Using a single parameter is useful but functions let us use as many parameters as we want!
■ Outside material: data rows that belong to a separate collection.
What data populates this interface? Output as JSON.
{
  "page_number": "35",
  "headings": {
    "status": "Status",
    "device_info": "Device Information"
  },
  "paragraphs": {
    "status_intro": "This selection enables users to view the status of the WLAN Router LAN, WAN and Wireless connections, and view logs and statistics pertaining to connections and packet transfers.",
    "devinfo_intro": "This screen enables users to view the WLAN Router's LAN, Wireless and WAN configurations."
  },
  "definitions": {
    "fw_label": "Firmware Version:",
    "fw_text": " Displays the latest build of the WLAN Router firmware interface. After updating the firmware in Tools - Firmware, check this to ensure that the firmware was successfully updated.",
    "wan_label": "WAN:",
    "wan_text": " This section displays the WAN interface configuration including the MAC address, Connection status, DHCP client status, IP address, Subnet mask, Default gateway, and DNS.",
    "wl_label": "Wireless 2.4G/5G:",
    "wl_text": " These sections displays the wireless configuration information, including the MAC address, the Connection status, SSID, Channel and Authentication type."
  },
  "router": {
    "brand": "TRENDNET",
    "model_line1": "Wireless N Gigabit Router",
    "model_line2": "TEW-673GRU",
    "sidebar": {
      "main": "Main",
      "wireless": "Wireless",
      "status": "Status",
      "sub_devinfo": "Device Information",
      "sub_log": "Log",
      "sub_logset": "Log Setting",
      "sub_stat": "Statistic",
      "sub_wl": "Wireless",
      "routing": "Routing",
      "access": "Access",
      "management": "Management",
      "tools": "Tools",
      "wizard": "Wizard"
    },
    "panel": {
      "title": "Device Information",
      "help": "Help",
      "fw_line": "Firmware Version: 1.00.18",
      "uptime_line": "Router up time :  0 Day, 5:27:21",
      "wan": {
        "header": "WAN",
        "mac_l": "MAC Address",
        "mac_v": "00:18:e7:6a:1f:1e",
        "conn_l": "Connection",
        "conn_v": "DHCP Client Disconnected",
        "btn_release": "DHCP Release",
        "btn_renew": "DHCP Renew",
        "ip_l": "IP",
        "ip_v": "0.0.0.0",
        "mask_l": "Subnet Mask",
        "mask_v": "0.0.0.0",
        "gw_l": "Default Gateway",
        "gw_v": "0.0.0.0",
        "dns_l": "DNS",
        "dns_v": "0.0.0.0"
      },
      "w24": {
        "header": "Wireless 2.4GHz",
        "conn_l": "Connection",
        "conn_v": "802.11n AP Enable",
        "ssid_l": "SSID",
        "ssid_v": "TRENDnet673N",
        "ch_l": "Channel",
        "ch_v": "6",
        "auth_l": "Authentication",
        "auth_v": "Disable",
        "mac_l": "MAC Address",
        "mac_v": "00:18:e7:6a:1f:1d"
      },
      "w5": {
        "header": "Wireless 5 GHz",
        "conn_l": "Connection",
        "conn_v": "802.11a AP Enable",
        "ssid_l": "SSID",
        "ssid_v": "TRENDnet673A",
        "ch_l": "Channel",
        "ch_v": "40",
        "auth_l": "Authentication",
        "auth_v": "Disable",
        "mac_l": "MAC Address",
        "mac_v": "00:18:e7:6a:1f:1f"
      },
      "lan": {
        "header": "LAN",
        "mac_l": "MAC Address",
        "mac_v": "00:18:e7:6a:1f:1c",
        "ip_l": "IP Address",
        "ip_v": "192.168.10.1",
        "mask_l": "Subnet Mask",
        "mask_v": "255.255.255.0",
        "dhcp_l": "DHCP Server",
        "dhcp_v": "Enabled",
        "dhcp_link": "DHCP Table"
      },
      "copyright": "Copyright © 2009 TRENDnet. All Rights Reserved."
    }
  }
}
That way, we can pass in more than one input to our functions.

We can write a function that takes in more than one parameter by using commas:

def my_function(parameter1, parameter2, parameter3): # Some code

When we call our function, we will need to provide arguments for each of the parameters we assigned in our function definition.

# Calling my_function my_function(argument1, argument2)

For example take our trip application’s `trip_welcome()`

function that has two parameters:

def trip_welcome(origin, destination): print("Welcome to Tripcademy") print("Looks like you are traveling from " + origin) print("And you are heading to " + destination)

Our two parameters in this function are `origin`

and `destination`

. In order to properly call our function, we need to pass argument values for both of them.

The ordering of your parameters is important as their position will map to the position of the arguments and will determine their assigned value in the function body (more on this in the next exercise!).

Our function call could look like:

trip_welcome("Prospect Park", "Atlantic Terminal")

In this call, the argument value of `"Prospect Park"`

is assigned to be the `origin`

parameter, and the argument value of`"Atlantic Terminal"`

is assigned to the `destination`

parameter.

The output would be:

Welcome to Tripcademy Looks like you are traveling from Prospect Park And you are heading to Atlantic Terminal

Let’s practice writing and calling a multiple parameter function!

### Instructions

**1.**

Our travel application users want to calculate the total expenses they may have to incur on a trip.

Write a function called `calculate_expenses`

that will have four parameters (in exact order):

- plane_ticket_price
- car_rental_rate
- hotel_rate
- trip_time

Each of these parameters will account for a different expense that our users will incur.

**Note:** Like before, we will see an error: `SyntaxError: unexpected EOF while parsing`

, since there is no code in the body of the function. In the next step we will add statements to the function.

However, you can also add a `pass`

statement inside your empty function and it will prevent that error. Remove the `pass`

statement in the next step when you add code to your function.

**2.**

Within the body of the function, let’s start to make some calculations for our expenses. First, let’s calculate the total price for a car rental.

Create new variable called `car_rental_total`

that is the product of `car_rental_rate`

and `trip_time`

.

**3.**

Next, we want to apply the same logic but for our `hotel_rate`

.

Create new variable called `hotel_total`

that is the product of `hotel_rate`

and `trip_time`

.

We also have a coupon to give our users some cashback for their hotel visit so subtract `10`

from that total in the same statement. Woohoo, coupons! 💵

**4.**

Lastly, let’s print a nice message for our users to see the total. Use print to output the sum of `car_rental_total`

, `hotel_total`

and `plane_ticket_price`

.

**5.**

Call your function with the following argument values for the parameters listed:

- plane_ticket_price : 200
- car_rental_rate : 100
- hotel_rate : 100
- trip_time: 5